The task:
In the entries below, identify every line with the string "Викторина" and copy it.

== Segment start ==

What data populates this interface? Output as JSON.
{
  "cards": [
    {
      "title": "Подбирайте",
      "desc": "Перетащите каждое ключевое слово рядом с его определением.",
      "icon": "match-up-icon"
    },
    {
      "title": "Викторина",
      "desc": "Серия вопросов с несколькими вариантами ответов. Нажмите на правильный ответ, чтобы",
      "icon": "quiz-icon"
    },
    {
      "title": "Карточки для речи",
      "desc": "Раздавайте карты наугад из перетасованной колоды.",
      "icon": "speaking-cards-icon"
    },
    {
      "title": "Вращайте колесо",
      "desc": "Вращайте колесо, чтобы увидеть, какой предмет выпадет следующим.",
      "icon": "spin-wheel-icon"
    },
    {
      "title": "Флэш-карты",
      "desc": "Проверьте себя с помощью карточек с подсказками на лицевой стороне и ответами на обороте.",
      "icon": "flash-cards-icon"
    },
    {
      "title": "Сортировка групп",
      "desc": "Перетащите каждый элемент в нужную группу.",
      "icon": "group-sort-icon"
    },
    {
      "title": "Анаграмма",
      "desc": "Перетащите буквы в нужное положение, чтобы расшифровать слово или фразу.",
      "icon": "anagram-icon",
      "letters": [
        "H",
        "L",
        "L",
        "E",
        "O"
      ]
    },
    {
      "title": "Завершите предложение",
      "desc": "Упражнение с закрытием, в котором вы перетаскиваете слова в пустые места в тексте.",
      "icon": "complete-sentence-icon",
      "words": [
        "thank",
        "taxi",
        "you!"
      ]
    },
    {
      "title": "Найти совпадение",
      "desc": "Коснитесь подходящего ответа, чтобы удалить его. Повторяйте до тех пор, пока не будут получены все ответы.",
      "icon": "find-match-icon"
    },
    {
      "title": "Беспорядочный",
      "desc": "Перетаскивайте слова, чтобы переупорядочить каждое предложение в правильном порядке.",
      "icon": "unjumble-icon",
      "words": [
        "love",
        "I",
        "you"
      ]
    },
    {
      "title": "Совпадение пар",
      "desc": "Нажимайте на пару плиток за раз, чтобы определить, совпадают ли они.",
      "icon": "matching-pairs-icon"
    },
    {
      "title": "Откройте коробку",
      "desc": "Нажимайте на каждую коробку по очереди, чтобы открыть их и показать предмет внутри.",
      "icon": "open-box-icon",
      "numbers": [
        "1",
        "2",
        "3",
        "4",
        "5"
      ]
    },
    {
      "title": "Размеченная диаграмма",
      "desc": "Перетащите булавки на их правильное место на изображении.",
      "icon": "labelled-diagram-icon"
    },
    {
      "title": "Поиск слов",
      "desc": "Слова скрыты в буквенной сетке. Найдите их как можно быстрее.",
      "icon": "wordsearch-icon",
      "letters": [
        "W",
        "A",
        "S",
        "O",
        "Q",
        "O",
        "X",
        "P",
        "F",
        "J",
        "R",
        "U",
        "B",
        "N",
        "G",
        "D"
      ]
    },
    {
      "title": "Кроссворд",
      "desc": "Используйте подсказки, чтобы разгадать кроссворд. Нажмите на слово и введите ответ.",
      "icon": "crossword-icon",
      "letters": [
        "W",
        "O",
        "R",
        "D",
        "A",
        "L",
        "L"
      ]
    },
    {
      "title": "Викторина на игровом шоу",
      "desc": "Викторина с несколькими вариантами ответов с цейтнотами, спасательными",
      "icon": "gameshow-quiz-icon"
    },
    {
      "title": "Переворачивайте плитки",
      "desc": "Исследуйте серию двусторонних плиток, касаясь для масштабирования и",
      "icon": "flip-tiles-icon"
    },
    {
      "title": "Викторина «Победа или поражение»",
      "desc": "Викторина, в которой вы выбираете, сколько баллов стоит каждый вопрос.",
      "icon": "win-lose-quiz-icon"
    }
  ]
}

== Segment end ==

Output for this exercise:
      "title": "Викторина",
      "title": "Викторина на игровом шоу",
      "desc": "Викторина с несколькими вариантами ответов с цейтнотами, спасательными",
      "title": "Викторина «Победа или поражение»",
      "desc": "Викторина, в которой вы выбираете, сколько баллов стоит каждый вопрос.",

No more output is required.